It hasn’t been a week since Alexander Piggee ignited a fire that all but destroyed the Roseville Galleria, Sacramento’s most monster Westfield shopping mall, into which I have never set foot. Since then, our presumptuous MainStreamMedia has been giving his name a French-sounding pronunciation, like, “Pe-jay.” Apparently at his arraignment he corrected everyone. It’s Piggy, not Pe-jay. Thanks, dude.
Well, he was tired of trying to get by on his own, at 23, so he learned how to start fires. He’s goin’ down. Just like the roof on the Roseville Galleria.
Wall Street Journal reports a meeting of small business owners debating the value of Facebook as a marketing tool. Proponents say it humanizes their business, while the rest of us agree we don’t have time for any more media. My own issues with Facebook stem from the way it harvests your e-mail addresses to see if they match any of their members, but back to the small business owners’ meeting, where some of the participants used their smart phones to photograph other participants so they could post them on their blogs.
I’m reiterating things you may already know. People have been fired for stuff they posted on their blogs. Facebook is notorious for this, as some members “forgot” they “friended” their boss before they started ranting about how their company’s policies are all fucked up. Law enforcement used to monitor activities on MySpace, where they discovered enough stupid things people posted to get warrants to raid peoples’ houses.
My point is that sometimes things you post may come back to bite you in the ass. And you knew that.
Almost exactly five years ago, my father passed away peacefully in his own home. He worked, he built, he innovated, he accumulated, he deteriorated, and he assumed room temperature. And in all that time, he never had an internet connection at home.
That’s still true today. If you mention the internet to my mother, she responds with a desire to assemble an amateur radio station with the equipment that remains shelved in the garage. She has an FCC license, ya know.
They never had cable TV, either. No dish, no satellite. TV is free. All you need is an antenna, HD or otherwise. My father illustrated this point rather by accident one day. The neighborhood had been wired for cable, but the installers didn’t bury the cable very deep. He managed to sever the cable with a shovel. No great loss. They have never owned a cellular phone.
So when my father passed away, I went to my blog on journalspace and began writing what I could remember of chapters of his life. This wasn’t the wordpress clone journalspace they have now. This was the journalspace that lost six years of data when a disgruntled employee overwrote everything on the server.
I posted three to five long entries about my father. It meant a lot to me to do that. I let others in the family know where to find it, in case they had the interest and ability to do so. The mom wanted to see it, but she doesn’t do the web. So she persuaded a cousin to find it, and print it, and mail it to her.

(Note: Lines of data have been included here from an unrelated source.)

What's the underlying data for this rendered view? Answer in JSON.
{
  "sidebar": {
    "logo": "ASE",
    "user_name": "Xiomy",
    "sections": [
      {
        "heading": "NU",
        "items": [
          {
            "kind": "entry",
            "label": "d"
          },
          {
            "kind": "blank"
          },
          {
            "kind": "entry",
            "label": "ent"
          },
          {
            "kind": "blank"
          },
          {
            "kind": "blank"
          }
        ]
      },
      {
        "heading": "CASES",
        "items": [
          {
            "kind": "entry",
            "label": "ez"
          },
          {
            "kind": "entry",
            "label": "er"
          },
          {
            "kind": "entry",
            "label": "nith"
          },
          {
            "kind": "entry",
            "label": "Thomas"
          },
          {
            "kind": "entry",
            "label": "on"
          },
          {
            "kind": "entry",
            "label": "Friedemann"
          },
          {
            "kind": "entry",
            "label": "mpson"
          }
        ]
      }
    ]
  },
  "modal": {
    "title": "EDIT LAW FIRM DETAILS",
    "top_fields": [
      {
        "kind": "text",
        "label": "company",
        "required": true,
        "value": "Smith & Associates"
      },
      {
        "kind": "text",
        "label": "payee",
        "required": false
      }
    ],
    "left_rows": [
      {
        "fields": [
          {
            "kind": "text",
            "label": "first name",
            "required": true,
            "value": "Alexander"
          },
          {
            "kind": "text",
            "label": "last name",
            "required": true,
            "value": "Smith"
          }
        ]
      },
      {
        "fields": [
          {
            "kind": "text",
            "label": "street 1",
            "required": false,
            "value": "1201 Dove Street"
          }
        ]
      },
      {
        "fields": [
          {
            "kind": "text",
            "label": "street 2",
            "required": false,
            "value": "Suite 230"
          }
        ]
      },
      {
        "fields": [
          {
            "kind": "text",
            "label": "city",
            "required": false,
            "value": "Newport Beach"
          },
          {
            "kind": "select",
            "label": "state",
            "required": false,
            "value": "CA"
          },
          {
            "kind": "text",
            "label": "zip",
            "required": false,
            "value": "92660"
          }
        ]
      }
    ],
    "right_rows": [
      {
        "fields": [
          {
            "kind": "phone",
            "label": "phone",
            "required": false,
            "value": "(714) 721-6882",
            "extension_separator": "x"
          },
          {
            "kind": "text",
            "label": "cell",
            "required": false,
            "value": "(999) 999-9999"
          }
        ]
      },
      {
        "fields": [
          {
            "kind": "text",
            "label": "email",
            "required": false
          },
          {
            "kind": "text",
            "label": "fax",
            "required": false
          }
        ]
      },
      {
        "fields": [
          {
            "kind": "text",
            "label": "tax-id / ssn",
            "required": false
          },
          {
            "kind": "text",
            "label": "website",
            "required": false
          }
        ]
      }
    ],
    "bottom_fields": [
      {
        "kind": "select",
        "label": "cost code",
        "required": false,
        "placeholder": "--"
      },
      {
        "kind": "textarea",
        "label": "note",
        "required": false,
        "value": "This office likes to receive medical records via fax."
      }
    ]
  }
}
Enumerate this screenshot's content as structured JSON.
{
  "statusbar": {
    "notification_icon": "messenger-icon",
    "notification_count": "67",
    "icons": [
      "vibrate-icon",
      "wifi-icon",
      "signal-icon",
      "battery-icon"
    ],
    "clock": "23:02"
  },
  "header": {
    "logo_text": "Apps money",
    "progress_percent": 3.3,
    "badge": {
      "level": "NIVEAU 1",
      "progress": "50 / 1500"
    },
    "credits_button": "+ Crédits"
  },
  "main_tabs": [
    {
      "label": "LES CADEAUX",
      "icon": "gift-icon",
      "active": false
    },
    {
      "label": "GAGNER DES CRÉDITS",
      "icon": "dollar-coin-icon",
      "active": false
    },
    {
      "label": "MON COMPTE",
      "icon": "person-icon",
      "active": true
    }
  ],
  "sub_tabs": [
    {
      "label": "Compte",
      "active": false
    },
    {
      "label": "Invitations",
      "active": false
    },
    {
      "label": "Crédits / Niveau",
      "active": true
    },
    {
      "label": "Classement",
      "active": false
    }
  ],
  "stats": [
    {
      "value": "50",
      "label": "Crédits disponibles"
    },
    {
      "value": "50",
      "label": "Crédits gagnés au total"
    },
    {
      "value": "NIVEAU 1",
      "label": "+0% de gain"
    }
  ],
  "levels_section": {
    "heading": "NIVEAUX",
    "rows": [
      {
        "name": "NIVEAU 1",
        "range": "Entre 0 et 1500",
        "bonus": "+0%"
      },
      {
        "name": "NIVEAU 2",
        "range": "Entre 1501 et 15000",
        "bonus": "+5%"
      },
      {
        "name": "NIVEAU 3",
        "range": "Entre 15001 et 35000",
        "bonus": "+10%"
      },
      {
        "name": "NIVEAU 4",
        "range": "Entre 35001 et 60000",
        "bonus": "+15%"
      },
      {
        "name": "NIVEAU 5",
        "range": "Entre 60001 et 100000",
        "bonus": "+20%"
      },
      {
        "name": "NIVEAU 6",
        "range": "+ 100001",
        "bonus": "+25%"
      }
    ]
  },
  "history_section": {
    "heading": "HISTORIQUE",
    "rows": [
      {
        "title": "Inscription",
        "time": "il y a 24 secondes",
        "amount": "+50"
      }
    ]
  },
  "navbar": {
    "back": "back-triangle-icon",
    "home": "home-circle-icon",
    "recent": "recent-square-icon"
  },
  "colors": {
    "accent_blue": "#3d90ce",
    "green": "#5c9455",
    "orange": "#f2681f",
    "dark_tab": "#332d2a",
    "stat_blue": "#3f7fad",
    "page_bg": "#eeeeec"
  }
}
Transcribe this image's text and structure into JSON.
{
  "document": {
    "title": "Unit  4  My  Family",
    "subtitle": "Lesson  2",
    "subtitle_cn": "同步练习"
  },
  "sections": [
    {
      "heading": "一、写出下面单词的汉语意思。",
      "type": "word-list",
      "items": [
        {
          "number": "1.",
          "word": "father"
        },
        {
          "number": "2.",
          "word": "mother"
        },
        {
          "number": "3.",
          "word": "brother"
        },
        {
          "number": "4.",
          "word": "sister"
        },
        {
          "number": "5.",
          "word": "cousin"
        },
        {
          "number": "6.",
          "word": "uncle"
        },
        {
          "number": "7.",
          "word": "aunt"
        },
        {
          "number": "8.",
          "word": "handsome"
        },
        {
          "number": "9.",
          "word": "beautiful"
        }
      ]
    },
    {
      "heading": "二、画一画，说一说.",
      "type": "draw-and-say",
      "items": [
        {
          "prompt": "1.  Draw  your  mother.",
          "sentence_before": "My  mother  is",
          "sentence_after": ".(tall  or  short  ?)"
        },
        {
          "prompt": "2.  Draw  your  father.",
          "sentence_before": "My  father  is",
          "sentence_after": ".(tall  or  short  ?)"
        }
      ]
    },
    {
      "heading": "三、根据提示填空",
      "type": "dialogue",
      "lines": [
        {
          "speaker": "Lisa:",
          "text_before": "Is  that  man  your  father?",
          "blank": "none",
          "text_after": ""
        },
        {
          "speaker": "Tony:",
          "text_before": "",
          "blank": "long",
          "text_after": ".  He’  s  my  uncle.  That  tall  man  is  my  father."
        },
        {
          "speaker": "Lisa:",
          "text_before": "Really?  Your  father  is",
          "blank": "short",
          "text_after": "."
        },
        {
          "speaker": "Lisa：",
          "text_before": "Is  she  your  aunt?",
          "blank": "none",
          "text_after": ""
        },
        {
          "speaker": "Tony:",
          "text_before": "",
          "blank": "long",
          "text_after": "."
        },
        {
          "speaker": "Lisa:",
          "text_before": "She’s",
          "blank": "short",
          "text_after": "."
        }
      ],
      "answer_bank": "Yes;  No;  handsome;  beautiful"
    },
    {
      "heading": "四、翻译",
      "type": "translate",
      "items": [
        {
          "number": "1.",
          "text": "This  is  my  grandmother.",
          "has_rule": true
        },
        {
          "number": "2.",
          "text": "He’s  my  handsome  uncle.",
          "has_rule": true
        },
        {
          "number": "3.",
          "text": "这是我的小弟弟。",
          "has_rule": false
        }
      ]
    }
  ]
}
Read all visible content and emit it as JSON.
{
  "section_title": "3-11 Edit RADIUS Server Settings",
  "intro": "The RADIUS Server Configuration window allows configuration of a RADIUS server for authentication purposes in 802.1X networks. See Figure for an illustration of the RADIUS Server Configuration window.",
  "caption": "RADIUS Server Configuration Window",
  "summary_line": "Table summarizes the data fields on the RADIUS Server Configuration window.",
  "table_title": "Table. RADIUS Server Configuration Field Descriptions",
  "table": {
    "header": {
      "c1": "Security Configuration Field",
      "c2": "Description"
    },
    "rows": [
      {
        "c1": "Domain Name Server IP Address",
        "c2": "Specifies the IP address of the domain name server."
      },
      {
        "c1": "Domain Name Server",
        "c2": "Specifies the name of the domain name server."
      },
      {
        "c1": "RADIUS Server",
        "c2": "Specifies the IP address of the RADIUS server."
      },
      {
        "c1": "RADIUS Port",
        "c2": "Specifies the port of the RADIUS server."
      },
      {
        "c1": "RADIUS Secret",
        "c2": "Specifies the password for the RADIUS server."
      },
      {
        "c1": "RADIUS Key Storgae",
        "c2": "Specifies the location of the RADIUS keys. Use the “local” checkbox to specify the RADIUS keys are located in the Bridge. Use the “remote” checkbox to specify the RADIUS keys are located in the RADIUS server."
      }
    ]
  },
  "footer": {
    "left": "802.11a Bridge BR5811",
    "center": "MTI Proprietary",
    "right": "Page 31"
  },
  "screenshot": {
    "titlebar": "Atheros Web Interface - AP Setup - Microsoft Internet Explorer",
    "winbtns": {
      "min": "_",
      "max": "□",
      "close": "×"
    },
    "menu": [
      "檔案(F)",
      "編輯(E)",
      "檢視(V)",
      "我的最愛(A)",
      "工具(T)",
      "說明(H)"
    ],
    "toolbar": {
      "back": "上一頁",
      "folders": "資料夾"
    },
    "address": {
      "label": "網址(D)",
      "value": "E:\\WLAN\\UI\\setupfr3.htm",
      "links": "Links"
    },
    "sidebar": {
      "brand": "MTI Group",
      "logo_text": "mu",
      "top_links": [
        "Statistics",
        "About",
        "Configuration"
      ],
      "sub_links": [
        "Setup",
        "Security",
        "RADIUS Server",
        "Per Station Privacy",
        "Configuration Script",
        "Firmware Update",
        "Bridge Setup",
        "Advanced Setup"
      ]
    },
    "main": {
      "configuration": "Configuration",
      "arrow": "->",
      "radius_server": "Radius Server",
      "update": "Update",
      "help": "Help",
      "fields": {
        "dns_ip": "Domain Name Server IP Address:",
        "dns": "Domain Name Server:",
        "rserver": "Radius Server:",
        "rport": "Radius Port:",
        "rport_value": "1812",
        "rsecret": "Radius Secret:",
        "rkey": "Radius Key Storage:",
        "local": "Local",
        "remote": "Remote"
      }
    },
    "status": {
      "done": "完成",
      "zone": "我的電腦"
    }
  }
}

When the package finally arrived, I was stunned to see that the cousin had not only printed the entries about my father, but had printed Every Single Entry since the beginning of time, starting with the experimental ones about beer can kites and the Frito effect. So my mother, who has no net, came into possession of my entire blog from beginning to end on journalspace.
I guess my point is that whatever we post may be retrieved in ways that we might never imagine. We’re essentially talking to the press here. We are Paris Hilton, and we have paparazzi we don’t even see.
Somehow this ties into the bad decision I had to make on Sunday, but my good discretion tells me I shouldn’t say anything about that.
Instead, I might say something about my sisteh, who isn’t really my sisteh, since I don’t care if it comes back to bite me in the ass. This one time my sisteh was offering up excuses for the way she is. I think she’s pretty normal, but she does have some inexplicable traits that I’ve always found to be disturbing. So she says, well, she’s that way because her mother was that way.
She was 50 years old when she said that. I tried to wrap my head around what she said, and all I came up with was, look: you can blame your mother for the way you are at age 50, but it’s not going to fly. It’s not your mother’s fault you are the way you are, if you are 50. It’s your fault. You can keep blaming your mother but none of us are going to buy it, at this advanced stage in your life. You are the way you are because you chose to continue to be that way. And if you’re only 49, it’s still your fault. You see where this is going.
At some point, you are responsible, even if you want us to believe that 40 is the new 18.
The barn is telling me that winter is here. Not too far off. I am going to be good friends with the gas company real soon.